WORK REQUEST » Select all lines holding the word "JSON" from the entries that follow.

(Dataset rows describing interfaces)
=== Begin Enclosure ===
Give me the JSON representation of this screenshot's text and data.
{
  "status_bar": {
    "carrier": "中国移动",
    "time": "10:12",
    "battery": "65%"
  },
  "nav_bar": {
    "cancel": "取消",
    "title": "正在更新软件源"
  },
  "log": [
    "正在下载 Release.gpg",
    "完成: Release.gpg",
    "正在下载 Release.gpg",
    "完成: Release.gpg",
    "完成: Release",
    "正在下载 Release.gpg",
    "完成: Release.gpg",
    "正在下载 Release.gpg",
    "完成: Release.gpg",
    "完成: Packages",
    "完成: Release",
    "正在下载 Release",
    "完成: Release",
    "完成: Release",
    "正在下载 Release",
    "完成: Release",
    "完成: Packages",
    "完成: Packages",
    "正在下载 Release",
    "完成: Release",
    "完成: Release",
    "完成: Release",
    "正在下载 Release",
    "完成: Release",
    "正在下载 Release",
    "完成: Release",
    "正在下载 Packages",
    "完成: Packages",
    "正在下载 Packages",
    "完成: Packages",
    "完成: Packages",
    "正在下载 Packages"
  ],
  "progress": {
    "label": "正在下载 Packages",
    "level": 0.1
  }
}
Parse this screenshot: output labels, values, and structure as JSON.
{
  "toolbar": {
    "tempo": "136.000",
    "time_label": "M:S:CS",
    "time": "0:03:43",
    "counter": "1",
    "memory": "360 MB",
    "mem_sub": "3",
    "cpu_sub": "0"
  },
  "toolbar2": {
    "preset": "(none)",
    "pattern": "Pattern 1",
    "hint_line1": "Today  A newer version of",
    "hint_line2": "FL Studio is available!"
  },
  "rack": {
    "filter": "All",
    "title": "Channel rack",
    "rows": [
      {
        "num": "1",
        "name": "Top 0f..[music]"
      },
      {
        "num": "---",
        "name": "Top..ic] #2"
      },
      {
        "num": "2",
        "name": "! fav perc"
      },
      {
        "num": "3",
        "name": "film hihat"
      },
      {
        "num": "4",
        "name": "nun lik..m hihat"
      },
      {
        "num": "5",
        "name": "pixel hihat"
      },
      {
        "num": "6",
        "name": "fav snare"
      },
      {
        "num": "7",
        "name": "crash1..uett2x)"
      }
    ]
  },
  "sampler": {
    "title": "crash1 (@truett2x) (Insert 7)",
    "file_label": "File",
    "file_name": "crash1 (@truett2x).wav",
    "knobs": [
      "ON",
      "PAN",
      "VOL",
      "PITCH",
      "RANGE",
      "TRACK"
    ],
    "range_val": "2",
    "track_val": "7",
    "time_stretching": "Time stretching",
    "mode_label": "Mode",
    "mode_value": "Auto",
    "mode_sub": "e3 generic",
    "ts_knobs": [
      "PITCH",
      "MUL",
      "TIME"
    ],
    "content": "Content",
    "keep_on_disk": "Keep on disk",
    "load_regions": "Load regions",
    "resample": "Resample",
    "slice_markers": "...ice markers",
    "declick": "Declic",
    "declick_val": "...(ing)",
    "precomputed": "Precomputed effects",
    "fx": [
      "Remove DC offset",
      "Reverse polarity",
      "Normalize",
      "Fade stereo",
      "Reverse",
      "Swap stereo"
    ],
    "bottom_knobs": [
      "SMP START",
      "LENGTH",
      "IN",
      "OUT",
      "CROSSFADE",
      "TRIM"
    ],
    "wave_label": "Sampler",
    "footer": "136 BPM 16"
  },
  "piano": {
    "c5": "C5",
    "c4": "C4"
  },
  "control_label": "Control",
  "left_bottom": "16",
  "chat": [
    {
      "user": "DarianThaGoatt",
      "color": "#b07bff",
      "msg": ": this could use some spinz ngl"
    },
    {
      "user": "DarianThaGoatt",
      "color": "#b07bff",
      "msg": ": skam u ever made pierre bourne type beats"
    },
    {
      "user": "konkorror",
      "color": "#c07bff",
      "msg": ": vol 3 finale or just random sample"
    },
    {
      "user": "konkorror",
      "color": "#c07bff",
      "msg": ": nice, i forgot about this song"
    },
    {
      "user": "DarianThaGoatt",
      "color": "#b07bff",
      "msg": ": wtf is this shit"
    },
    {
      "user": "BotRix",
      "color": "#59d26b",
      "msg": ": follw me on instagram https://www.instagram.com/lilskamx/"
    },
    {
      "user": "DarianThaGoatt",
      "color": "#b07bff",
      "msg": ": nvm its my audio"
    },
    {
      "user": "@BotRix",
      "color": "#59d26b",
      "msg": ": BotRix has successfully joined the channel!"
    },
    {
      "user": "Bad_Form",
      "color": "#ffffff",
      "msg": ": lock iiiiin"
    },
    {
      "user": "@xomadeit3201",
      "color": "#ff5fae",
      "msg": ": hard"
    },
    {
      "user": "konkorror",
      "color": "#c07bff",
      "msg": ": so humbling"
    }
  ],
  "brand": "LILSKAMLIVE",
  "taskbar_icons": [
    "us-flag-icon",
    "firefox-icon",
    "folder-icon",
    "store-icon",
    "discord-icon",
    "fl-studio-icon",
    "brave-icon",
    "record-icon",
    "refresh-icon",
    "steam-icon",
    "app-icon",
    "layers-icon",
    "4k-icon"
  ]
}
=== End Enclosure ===
COMPLETED EXERCISE »
Give me the JSON representation of this screenshot's text and data.
Parse this screenshot: output labels, values, and structure as JSON.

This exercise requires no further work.